Despite several well-intended efforts, none got much further than the drawing board. Money, or lack of it, doomed them all.
However, a new group made up of representatives from several local arts groups, including the Hernando County Fine Arts Council, the Spring Hill Art League, the Hernando Jazz Society and the Hernando Symphony Orchestra, has popped up recently with a plan to convert a former car dealership into an arts center.
Fine Arts Council executive director Myndee Washington said last week that she has been authorized by the group to send a letter of intent to the owners of the defunct Hernando Suzuki dealership on Cortez Boulevard.
According to Washington, the asking price is $1.9 million for the 6,600-square-foot building, which is owned by the Bank of Ocala. But her hope is that the group she represents can get it for far less than that.
"We think there's plenty of bargaining room," Washington said. "If we can agree on a price for a lease or purchase, then that will be the first of many steps we'll need to take."
While the initiative has the support of several local groups, no single group is leading the effort to secure the building, Washington said. Rather, if a deal can be reached, a new nonprofit group would be formed to oversee the development and operation of the center and to conduct fundraising.
"It's in the very early fact-finding stages right now," Washington said. "We have no numbers, only ideas. But there's a strong consensus that this is what is needed in our community."
Washington said that a walk-through of the building showed that there was enough under-roof space for an auditorium, plus ample space for classrooms, studios and offices. Although there is $50,000 to $60,000 in seed money available through the various arts groups, she acknowledged that most of the money needed to convert the building into a cultural center would have to come from grants or donations.
Spring Hill Art League president Esther Pohl said that the area has long been in need of a single site for local arts groups. Her group has 140 members who meet regularly to paint at a building they rent from the United Church of Christ.
"We're a growing organization, and it would be nice to have a permanent home," Pohl said. "This would be a wonderful place to make that happen."
Washington said representatives of the arts groups agreed that moving slowly on the project would help them avoid the pitfalls the Fine Arts Council faced nearly 10 years ago when it embarked on building the ill-fated Nimmagadda Cultural Center.
That effort, which began in 1999 with a $50,000 donation from the family of the late Dr. Sriramamurthy Nimmagadda. Over the next two years the council raised almost $500,000 toward the project that, over time, ballooned from a proposed $1 million facility to a gargantuan complex that would have cost nearly $10 million to build.

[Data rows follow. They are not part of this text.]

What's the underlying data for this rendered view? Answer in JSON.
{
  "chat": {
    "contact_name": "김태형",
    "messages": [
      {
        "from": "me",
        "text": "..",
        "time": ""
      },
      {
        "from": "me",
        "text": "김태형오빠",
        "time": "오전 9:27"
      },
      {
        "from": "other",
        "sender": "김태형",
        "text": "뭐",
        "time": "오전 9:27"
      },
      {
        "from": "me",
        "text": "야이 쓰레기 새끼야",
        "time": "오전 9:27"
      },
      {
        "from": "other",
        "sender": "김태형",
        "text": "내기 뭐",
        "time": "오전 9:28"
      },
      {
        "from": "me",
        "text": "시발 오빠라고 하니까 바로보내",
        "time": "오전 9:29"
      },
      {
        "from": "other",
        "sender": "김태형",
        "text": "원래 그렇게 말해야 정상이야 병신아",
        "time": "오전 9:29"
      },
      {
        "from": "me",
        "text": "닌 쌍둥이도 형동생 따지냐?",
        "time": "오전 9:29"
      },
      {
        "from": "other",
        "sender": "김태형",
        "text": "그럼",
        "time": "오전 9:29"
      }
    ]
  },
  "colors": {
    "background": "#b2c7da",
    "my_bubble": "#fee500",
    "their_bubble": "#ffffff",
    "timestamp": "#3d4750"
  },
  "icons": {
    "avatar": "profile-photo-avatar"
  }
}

After conceding that the area couldn't support such a center, the council finally abandoned the idea in 2003, after it had spent almost $200,000 it had collected in gifts and grants for consultants and architects.
Washington said she wants to avoid a similar situation at all costs.
"That's why we're looking for input from everyone," Washington said. "Without that and the momentum to get it done, it could easily die on the vine."
Logan Neill can be reached at (352) 848-1435 or email@example.com.